-- What to do --
Give the data again exactly as written, without any of its pictures.

[Interface dataset entries]
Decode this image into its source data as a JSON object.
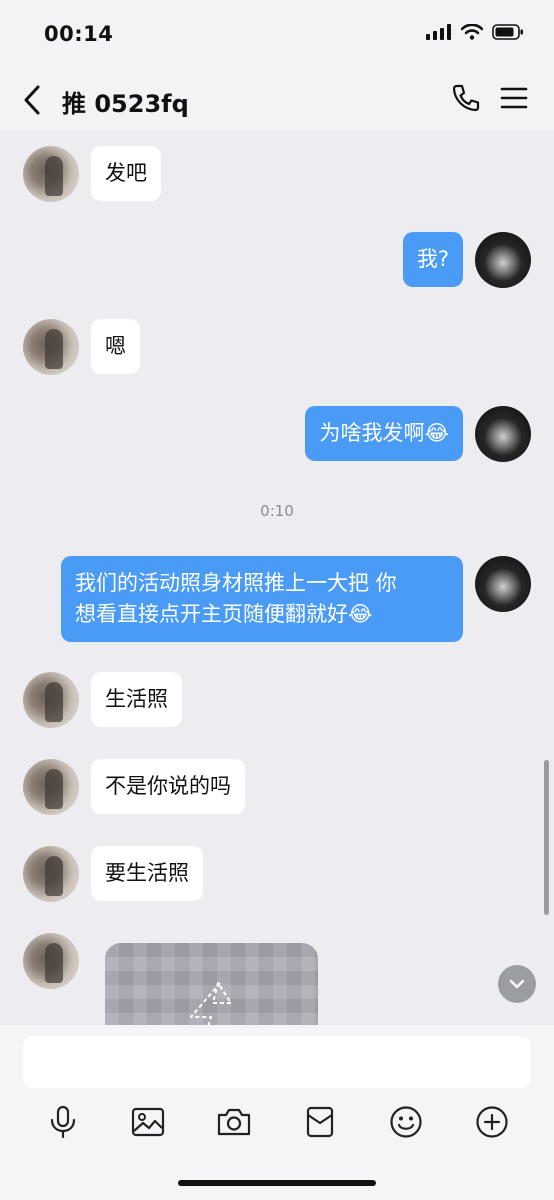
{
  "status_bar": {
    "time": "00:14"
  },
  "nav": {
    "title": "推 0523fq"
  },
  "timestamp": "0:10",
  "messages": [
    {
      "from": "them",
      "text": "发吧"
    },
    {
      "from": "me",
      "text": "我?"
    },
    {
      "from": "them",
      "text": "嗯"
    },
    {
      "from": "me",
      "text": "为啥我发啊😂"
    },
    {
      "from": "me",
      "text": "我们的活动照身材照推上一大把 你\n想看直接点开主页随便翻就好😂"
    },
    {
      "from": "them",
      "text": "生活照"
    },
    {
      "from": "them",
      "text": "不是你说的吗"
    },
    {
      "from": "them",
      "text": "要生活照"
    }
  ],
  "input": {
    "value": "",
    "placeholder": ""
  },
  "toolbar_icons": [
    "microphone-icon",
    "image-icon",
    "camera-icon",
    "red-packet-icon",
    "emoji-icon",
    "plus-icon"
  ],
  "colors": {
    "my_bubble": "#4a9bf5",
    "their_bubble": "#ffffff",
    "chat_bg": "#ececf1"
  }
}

-- Exercise solution --
Decode this image into its source data as a JSON object.
{
  "status_bar": {
    "time": "00:14"
  },
  "nav": {
    "title": "推 0523fq"
  },
  "timestamp": "0:10",
  "messages": [
    {
      "from": "them",
      "text": "发吧"
    },
    {
      "from": "me",
      "text": "我?"
    },
    {
      "from": "them",
      "text": "嗯"
    },
    {
      "from": "me",
      "text": "为啥我发啊😂"
    },
    {
      "from": "me",
      "text": "我们的活动照身材照推上一大把 你\n想看直接点开主页随便翻就好😂"
    },
    {
      "from": "them",
      "text": "生活照"
    },
    {
      "from": "them",
      "text": "不是你说的吗"
    },
    {
      "from": "them",
      "text": "要生活照"
    }
  ],
  "input": {
    "value": "",
    "placeholder": ""
  },
  "toolbar_icons": [
    "microphone-icon",
    "image-icon",
    "camera-icon",
    "red-packet-icon",
    "emoji-icon",
    "plus-icon"
  ],
  "colors": {
    "my_bubble": "#4a9bf5",
    "their_bubble": "#ffffff",
    "chat_bg": "#ececf1"
  }
}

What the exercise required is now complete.